This Darwinist competition of ideas breaks down when outside factors intervene to try and stop the competition. By and large, Carolina has been free of this. There have been some exceptions where one faction has attempted to shut down the voice of another. However, such examples as the controversy over Carolina Students for Life, SDS/YWC, or the Board of Election’s abuse of campaign laws have been the exceptions rather than the rule. By and large, the competition of ideas flows freely each day on campus. And I am thankful for that.
Now, many would say the state of morality in the United States is far below an acceptable standard. However, this has been true of every civilization throughout history. The fact is, people are less than perfect no matter where they are. Human progress is an illusion. Hence, I am not going to single out the University as a place of exceptional immorality, because it does not appear to me that this university is any more or less moral that American society as a whole. The problem is not with this university’s administration or its student organizations, but with American society at large. America’s institutions are a reflection of its people. Any attempt to reform public morals by reforming university administration is like trying dam half a river. The current will still flow, it will just be re-directed slightly for a while and it will eventually erode the dam.
In short, our University is not an intellectual wasteland. Rather, it is a hotbead of intellectual discussion, which is exactly what a university should be. This competition of ideas can only benefit our society.
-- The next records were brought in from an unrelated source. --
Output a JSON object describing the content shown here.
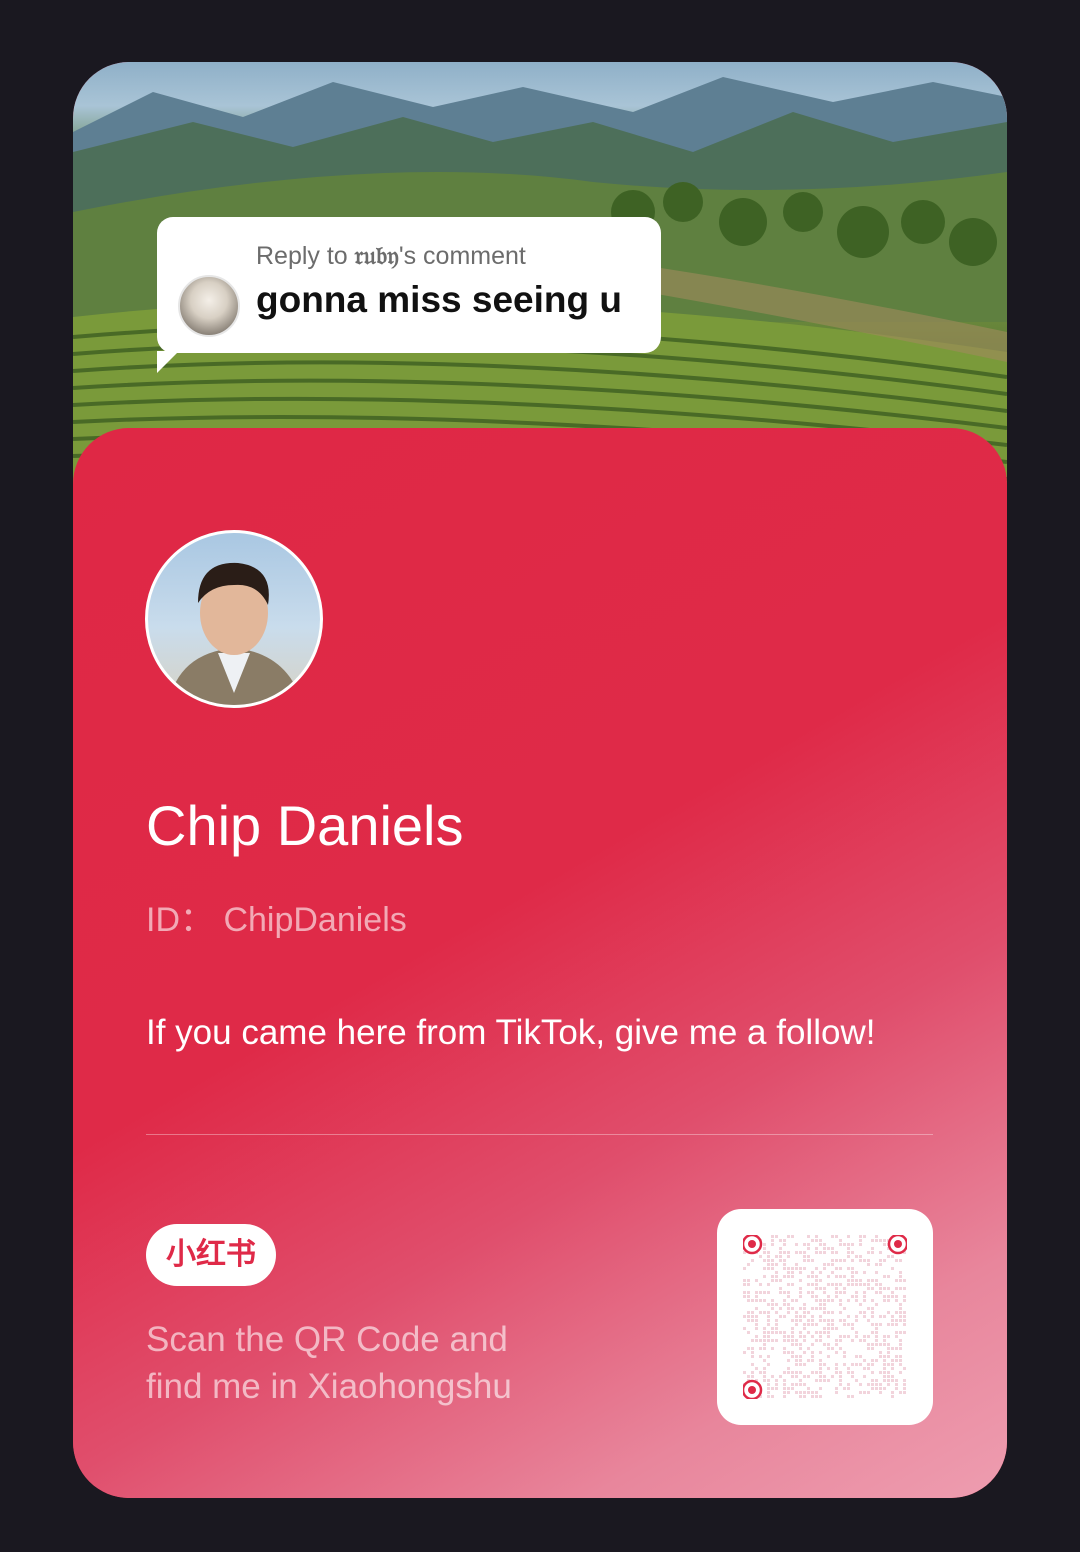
{
  "reply": {
    "prefix": "Reply to ",
    "username": "𝔯𝔲𝔟𝔶",
    "suffix": "'s comment",
    "comment": "gonna miss seeing u"
  },
  "profile": {
    "name": "Chip Daniels",
    "id_label": "ID：",
    "id_value": "ChipDaniels",
    "bio": "If you came here from TikTok, give me a follow!"
  },
  "footer": {
    "brand": "小红书",
    "scan_line1": "Scan the QR Code and",
    "scan_line2": "find me in Xiaohongshu"
  },
  "colors": {
    "brand_red": "#df2a48",
    "page_bg": "#1a1820"
  },
  "icons": [
    "user-avatar-icon",
    "qr-code-icon"
  ]
}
If ideas are allowed to be expressed and evaluated freely, truth will come out on top. Like economic markets, this competition stops working when interlopers begin to fiddle with stuff in an attempt to engineer their own desired result. Attempts to control the competition of ideas usually backfire on whoever is attempting the controlling. People begin to wonder: What are they trying to hide? What are they afraid of?
Be they conservative Christians or anti-“hate speech” liberals, interlopers who attempt to control the competition of ideas not only produce unintended consequences, but they betray their own ideas. If they have faith in the truth of what they believe, the superiority of their ideas should be self-evident and they should not need to seek other means to ensure that their ideas are adopted.
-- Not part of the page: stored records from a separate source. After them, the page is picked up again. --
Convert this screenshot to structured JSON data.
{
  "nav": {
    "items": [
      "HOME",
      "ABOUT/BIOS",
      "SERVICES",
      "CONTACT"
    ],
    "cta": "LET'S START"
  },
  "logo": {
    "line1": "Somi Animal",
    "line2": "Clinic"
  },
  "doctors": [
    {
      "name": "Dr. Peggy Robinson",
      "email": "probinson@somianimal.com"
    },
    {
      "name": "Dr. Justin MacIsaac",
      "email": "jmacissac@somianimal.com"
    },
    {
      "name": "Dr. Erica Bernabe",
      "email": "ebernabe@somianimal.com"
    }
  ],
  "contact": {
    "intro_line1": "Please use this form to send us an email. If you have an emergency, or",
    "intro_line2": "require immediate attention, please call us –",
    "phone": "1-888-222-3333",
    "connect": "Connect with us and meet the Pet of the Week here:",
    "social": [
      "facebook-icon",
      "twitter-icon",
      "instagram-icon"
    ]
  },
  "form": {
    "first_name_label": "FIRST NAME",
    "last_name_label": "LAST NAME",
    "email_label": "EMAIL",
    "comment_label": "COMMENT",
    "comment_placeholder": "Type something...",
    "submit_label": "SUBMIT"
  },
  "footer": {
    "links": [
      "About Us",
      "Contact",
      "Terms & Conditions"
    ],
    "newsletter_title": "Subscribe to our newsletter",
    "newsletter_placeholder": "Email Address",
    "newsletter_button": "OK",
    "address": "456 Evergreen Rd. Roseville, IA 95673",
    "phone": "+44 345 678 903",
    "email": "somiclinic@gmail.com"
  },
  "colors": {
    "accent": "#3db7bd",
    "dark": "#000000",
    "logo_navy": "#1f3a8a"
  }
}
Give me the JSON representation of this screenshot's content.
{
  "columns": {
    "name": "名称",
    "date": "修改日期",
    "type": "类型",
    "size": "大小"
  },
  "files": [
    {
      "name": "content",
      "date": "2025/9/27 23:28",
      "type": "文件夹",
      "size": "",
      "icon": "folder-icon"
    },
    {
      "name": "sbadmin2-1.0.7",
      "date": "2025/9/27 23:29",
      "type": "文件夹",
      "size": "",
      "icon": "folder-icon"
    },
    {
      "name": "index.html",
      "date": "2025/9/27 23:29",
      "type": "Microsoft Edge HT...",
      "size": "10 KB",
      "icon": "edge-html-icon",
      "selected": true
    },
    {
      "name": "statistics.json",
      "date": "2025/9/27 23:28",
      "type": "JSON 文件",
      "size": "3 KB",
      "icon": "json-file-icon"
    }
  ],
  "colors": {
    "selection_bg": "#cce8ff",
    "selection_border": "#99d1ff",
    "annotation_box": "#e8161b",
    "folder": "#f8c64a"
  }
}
Fortunately, although the competition of ideas is not flowing freely in many parts of the world, it is flowing much better at UNC than at most places. We have an atmosphere of exceptional intellectual vitality, and we should strive to keep it that way.